§ EXERCISE
Each record below should be printed exactly as it was written.

§ ENTRIES PROVIDED

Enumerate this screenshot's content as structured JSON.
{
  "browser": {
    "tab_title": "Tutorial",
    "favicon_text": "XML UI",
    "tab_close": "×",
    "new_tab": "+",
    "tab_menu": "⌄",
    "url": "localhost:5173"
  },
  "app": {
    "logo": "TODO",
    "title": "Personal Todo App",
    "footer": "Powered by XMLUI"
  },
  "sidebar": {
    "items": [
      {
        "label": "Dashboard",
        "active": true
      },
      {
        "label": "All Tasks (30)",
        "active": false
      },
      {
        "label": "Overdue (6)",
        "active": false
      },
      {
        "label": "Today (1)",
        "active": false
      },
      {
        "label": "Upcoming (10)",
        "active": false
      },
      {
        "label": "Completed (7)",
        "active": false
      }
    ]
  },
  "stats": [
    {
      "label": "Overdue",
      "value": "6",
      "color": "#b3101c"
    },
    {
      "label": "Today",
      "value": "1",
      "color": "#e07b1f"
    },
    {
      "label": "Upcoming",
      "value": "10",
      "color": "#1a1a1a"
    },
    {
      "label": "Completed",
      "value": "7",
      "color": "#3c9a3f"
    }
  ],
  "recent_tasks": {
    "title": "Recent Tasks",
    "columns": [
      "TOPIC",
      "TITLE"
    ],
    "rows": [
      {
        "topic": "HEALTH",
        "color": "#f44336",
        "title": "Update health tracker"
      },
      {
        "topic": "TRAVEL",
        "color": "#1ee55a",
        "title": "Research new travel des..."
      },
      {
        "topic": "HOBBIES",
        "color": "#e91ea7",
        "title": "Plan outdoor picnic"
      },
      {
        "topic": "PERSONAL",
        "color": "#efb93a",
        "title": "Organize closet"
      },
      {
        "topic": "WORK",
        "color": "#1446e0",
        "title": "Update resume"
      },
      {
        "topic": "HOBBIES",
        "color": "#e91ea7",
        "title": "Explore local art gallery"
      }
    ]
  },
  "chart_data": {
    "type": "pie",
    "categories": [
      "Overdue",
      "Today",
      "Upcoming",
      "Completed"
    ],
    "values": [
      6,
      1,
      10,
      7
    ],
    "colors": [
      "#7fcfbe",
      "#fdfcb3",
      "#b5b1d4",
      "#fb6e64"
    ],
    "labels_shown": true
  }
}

§ TASK ANSWER
Enumerate this screenshot's content as structured JSON.
{
  "browser": {
    "tab_title": "Tutorial",
    "favicon_text": "XML UI",
    "tab_close": "×",
    "new_tab": "+",
    "tab_menu": "⌄",
    "url": "localhost:5173"
  },
  "app": {
    "logo": "TODO",
    "title": "Personal Todo App",
    "footer": "Powered by XMLUI"
  },
  "sidebar": {
    "items": [
      {
        "label": "Dashboard",
        "active": true
      },
      {
        "label": "All Tasks (30)",
        "active": false
      },
      {
        "label": "Overdue (6)",
        "active": false
      },
      {
        "label": "Today (1)",
        "active": false
      },
      {
        "label": "Upcoming (10)",
        "active": false
      },
      {
        "label": "Completed (7)",
        "active": false
      }
    ]
  },
  "stats": [
    {
      "label": "Overdue",
      "value": "6",
      "color": "#b3101c"
    },
    {
      "label": "Today",
      "value": "1",
      "color": "#e07b1f"
    },
    {
      "label": "Upcoming",
      "value": "10",
      "color": "#1a1a1a"
    },
    {
      "label": "Completed",
      "value": "7",
      "color": "#3c9a3f"
    }
  ],
  "recent_tasks": {
    "title": "Recent Tasks",
    "columns": [
      "TOPIC",
      "TITLE"
    ],
    "rows": [
      {
        "topic": "HEALTH",
        "color": "#f44336",
        "title": "Update health tracker"
      },
      {
        "topic": "TRAVEL",
        "color": "#1ee55a",
        "title": "Research new travel des..."
      },
      {
        "topic": "HOBBIES",
        "color": "#e91ea7",
        "title": "Plan outdoor picnic"
      },
      {
        "topic": "PERSONAL",
        "color": "#efb93a",
        "title": "Organize closet"
      },
      {
        "topic": "WORK",
        "color": "#1446e0",
        "title": "Update resume"
      },
      {
        "topic": "HOBBIES",
        "color": "#e91ea7",
        "title": "Explore local art gallery"
      }
    ]
  },
  "chart_data": {
    "type": "pie",
    "categories": [
      "Overdue",
      "Today",
      "Upcoming",
      "Completed"
    ],
    "values": [
      6,
      1,
      10,
      7
    ],
    "colors": [
      "#7fcfbe",
      "#fdfcb3",
      "#b5b1d4",
      "#fb6e64"
    ],
    "labels_shown": true
  }
}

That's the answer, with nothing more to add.